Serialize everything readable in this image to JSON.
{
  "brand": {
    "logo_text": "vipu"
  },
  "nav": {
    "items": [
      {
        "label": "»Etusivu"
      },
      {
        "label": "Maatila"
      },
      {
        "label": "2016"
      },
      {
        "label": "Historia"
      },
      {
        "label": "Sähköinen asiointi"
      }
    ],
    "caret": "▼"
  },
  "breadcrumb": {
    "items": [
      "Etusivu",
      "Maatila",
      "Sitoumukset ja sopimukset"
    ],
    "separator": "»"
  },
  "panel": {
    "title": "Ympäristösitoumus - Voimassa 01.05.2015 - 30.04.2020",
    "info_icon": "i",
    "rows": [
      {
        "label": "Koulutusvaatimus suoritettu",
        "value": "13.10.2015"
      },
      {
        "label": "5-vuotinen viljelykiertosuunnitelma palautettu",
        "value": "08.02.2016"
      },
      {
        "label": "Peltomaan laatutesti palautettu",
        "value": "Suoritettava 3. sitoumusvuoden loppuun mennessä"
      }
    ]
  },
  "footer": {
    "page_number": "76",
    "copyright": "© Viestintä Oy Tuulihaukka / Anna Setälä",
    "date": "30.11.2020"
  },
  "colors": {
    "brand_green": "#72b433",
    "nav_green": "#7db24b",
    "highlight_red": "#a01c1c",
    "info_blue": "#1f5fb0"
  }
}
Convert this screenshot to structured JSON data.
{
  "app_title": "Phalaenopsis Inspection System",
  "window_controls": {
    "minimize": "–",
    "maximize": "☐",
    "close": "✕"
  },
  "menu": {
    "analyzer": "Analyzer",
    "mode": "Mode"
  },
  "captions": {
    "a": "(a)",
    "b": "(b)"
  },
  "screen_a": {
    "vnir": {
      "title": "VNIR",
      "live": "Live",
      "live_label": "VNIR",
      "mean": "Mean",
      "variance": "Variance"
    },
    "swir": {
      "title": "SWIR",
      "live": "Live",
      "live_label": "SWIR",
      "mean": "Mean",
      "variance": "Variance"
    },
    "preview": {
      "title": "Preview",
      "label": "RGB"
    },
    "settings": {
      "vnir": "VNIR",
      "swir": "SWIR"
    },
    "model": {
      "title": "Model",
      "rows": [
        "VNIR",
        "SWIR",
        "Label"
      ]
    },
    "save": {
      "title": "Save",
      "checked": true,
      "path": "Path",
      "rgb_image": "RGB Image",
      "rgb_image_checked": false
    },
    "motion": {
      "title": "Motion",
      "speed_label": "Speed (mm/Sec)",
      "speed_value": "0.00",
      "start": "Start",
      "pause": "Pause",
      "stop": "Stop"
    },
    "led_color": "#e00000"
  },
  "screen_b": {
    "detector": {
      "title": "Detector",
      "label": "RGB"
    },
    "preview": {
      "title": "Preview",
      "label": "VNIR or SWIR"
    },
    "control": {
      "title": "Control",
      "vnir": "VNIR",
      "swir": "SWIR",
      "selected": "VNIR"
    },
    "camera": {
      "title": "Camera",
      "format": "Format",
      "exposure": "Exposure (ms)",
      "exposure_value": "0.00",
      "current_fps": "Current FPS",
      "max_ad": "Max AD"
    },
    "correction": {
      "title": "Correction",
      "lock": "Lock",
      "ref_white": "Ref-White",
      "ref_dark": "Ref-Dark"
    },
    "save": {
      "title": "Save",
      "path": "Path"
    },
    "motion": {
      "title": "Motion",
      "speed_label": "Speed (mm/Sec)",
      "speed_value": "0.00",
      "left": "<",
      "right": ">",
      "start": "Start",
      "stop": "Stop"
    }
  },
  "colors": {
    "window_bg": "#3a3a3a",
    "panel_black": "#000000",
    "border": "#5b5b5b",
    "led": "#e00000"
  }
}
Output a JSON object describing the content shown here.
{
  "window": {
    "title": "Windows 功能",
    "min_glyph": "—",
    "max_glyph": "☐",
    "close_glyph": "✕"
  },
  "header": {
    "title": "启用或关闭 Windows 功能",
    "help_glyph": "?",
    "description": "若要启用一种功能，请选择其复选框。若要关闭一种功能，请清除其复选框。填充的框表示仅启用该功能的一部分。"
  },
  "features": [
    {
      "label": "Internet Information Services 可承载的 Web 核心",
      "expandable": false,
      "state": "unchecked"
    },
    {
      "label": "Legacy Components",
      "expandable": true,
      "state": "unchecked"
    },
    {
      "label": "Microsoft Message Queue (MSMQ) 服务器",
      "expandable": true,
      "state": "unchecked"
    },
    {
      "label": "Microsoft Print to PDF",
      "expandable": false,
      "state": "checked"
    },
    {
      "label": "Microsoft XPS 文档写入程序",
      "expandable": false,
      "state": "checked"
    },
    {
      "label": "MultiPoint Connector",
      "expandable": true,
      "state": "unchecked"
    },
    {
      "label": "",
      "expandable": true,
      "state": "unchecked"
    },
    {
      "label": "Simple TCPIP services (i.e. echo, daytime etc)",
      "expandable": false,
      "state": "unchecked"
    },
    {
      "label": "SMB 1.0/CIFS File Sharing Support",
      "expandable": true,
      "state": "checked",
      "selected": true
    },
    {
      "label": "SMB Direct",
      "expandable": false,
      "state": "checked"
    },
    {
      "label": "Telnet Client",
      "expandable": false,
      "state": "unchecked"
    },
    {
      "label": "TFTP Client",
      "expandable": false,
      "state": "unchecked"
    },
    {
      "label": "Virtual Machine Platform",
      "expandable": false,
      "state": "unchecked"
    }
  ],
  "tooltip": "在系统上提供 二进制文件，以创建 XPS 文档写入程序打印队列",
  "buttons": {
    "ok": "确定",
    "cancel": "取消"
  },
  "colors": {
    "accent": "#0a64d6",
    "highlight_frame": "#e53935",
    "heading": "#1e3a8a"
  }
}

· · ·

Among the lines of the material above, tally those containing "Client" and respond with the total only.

2